It was with Charlemagne of the Franks, who rose to power in 768 AD, that the Avars finally met their match. He led several successful campaigns that eventually pushed the Avars into a disastrous civil war in 794 AD. Charlemagne was then able to easily capture The Ring the next year, which was laden with centuries’ worth of plundered treasure. It’s said that fifteen wagons, pulled by four oxen each, were needed to haul this hoard back to Paris. The exact location of The Avar Ring is unknown but it’s believed to be somewhere in Hungary between the Danube and Tisza Rivers.
2. Rungholt (Germany)
Long believed to be a local legend and dubbed by some as the “Northern Atlantis,” the city of Rungholt in present-day northern Germany was very likely a real place. Although the exact location still remains unconfirmed, this once-flourishing trade port sank beneath the waves of the Wadden Sea in the second half of the 14th century AD. This was a period of extreme storm events in the North Sea area that caused many land losses by turning arable marshlands into tidal flats. This was the same fate that befell the medieval Uthland region of present-day North Frisia where Rungholt once stood.
In mid-January 1362 a particularly devastating storm surge known as the Second Grote Mandrenke (2nd St. Marcellus’ flood) destroyed over 30 settlements and killed roughly 10,000 people in the area out of a total of roughly 25,000 across other parts of the North Sea coast, Britain, and Ireland. The storm also pushed the shoreline by many miles to roughly its present-day location. Rungholt was the largest of these settlements in the region and an important commercial node between Scandinavia, Northern Germany, Flanders, and England. Historians estimate that around 2,000 people (a third of the population of Hamburg at the time) lived in the city when the storm hit.
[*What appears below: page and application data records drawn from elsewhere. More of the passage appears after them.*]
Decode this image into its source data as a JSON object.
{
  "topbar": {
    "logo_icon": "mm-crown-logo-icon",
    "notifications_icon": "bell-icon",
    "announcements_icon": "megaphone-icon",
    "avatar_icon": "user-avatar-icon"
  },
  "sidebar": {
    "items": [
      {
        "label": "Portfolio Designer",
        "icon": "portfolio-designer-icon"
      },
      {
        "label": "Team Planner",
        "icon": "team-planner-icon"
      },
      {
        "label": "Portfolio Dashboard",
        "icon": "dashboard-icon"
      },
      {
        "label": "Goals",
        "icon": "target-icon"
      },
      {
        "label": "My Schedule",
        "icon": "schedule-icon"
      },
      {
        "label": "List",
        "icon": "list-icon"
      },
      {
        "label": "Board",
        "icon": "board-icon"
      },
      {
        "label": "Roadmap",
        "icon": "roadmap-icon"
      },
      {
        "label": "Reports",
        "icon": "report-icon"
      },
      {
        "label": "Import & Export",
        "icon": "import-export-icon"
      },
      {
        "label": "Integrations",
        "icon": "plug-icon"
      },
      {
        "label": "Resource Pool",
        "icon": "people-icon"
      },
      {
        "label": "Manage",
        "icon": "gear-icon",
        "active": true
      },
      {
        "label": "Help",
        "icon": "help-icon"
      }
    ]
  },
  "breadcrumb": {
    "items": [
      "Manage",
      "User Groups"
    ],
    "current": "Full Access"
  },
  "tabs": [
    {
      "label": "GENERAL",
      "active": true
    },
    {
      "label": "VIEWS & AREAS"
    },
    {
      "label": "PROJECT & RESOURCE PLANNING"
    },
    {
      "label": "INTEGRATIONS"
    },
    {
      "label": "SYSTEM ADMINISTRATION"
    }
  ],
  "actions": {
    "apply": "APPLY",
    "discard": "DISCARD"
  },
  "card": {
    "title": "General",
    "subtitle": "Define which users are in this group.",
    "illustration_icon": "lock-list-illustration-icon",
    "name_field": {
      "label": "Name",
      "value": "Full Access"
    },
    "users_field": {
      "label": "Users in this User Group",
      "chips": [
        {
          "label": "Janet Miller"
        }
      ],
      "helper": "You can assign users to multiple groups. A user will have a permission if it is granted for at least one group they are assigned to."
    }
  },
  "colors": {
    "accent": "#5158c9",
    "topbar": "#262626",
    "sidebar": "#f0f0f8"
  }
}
1. Tartessos (Spain)
Even as early as the first millennium BC, Tartessos was known all across the Mediterranean as one of, if not the wealthiest city of its time. It was seen by many as a sort of “El Dorado” of the ancient world. Located on the southern coast of modern Andalusia in Spain, Tartessos was the name of both the region and the supposed harbor city. The Tartessian culture was a mix of Phoenician and Paleohispanic people who took great advantage of the rich metal ore deposits such as copper, tin, lead, silver, and gold.
Thanks to these precious commodities, Tartessos’ wealth and fame even made it into the Bible in several chapters. One example is in the “Book of Kings 10:20” of the Old Testament, where it says that “For the king had at sea a navy of Tarshish [Tartessos] with the navy of Hiram: once every three years came the navy of Tarshish, bringing gold, and silver, ivory, and apes, and peacocks.”
And speaking of kings, Arganthonios (Argantonio in Spanish) was the most important leader of Tartessos who ruled from 630 BC to 550 BC. His name loosely translates to “King of Silver” or “The Silver One” which made some speculate that this was more of a title than an actual name.
Given the semi-legendary nature of historical sources surrounding Tartessos, scholars long believed it to be a myth. In fact, due to Herodotus’ description of it being beyond the Pillars of Hercules (the Strait of Gibraltar), some have even gone as far as saying that Tartessos was actually the mythical Atlantis. To further give credence to this idea, the city of Tartessos is believed to have sunken somewhere in the present-day marshes of the Guadalquivir River, southwest of Seville, which at the time formed a navigable estuary that led into the Atlantic.